Is a momentary freeze up such a bad thing?
That ‘duh’ moment is a pause. It is your brain trying to work out what is going on, and this can be to your benefit if you recognise it, and use it as a trigger to start getting the brain back into gear.
The worst thing to do would be to do something because you feel you need to. You need to give your brain time, but how can you do this?
What should that response be?
A lot of folk say “sit on your hands” but this is easier said than done.
I mean, you’re not literally going to sit on your hands. Mine tend to go into a sort of weird claw shape when I’m truly startled, which I’ve never understood because what use is that? I’m not a clawed apex predator, and it makes sitting on my hands particularly uncomfortable.
What I think the phrase is aiming for is giving yourself a couple of seconds to allow your brain to get out of the startled state and start actually taking in the information and processing it properly. So a better method, or technique, is the deep breath trick.
Literally one big guzzling breath of air.
I like this one for two reasons – one it really works, and two it turns what would have been a mortifying yelp into a sort of wheezing gasp which is less startling for the person sat next to me.
Be a rock.
Or rather a ROC – Relax, Observe, Confirm.
Actually, ROCK works too – Relax, Observe, Confirm, Know (what to do).

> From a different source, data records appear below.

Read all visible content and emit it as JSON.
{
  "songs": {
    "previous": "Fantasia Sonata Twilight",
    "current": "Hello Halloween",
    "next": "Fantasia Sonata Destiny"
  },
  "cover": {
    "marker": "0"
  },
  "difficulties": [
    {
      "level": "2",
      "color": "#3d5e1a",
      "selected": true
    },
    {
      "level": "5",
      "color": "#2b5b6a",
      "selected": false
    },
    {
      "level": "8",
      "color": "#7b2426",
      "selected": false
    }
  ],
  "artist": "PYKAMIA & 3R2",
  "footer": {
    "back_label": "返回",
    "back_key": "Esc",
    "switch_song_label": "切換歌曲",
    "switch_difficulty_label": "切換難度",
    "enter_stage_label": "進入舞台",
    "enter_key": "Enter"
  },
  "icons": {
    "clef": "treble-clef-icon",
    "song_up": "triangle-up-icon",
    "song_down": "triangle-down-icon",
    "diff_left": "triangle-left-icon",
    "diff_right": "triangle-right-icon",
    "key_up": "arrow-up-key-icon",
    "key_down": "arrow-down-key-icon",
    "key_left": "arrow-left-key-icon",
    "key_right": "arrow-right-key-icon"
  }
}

This is a really good mantra to get into your brain. Deep breaths to clear the mind. Look at what is in front of you. Vocalise it so the other pilot knows what’s going on.
The point is, you are going to be startled at some point. Things are gong to surprise you, and chances are, you will have the age old human survival reaction to this. You probably can’t help it, but if you can recognise it in yourself and stop it from taking over totally, then that is a good thing.
After all, the other ‘old chestnut’ CRM thing – the one about stress levels and how well you perform (because adrenalin is a useful thing, to a point) is also a science fact.
So – a challenge.
Try and think of a time when you’ve been startled, or surprised, and try and remember the feeling.
Once you start to recognise it, and to understand how you react, then you can really start to condition yourselves with a better response, or at least a way to manage it.
Then try to think of a situation when an immediate response really is required. Aside from the obvious “TERRAIN AHEAD, PULL UP!” or a really violent wind shear warning, there are very few. Engine fire? You still need to confirm the right one. TCAS? RTO? They build in the natural delay.
We’ve put together a bunch of ‘stories’ – A Startle and Surprise Story Book.
We aren’t astronauts.
Chris Hadfield, Canadian Astronaut, once talked about how astronauts sometimes might only have the time they can hold their breath for to solve a problem. I tend to yelp which means I let all the air out, so I would be awful in this situation.
Thankfully, we aren’t astronauts, and there is rarely going to be a moment when you have to act right this second or that’ll be it. So taking two seconds, two breaths, to calm down and work out what actually does need to be done is pretty much always going to be a good thing to do.
Want to read some other stuff?
Try this for size. (It’s the old post we wrote about this very subject when folk were heading back into the skies after long periods off).
And here’s our book again in case you didn’t already download it. If you have a personal story to share of a time when you fought the twin headed gorgon of Startle & Surprise, send it in and we will add it (anonymously of course). Email us at email@example.com
More on the topic:
- More: Danger Club is Back!
- More: Getting Your Head Back in the Game
- More: Fighting for Control
- More: Cockpit napping – what are the rules?
- More: No Room for Error – GNE’s and the North Atlantic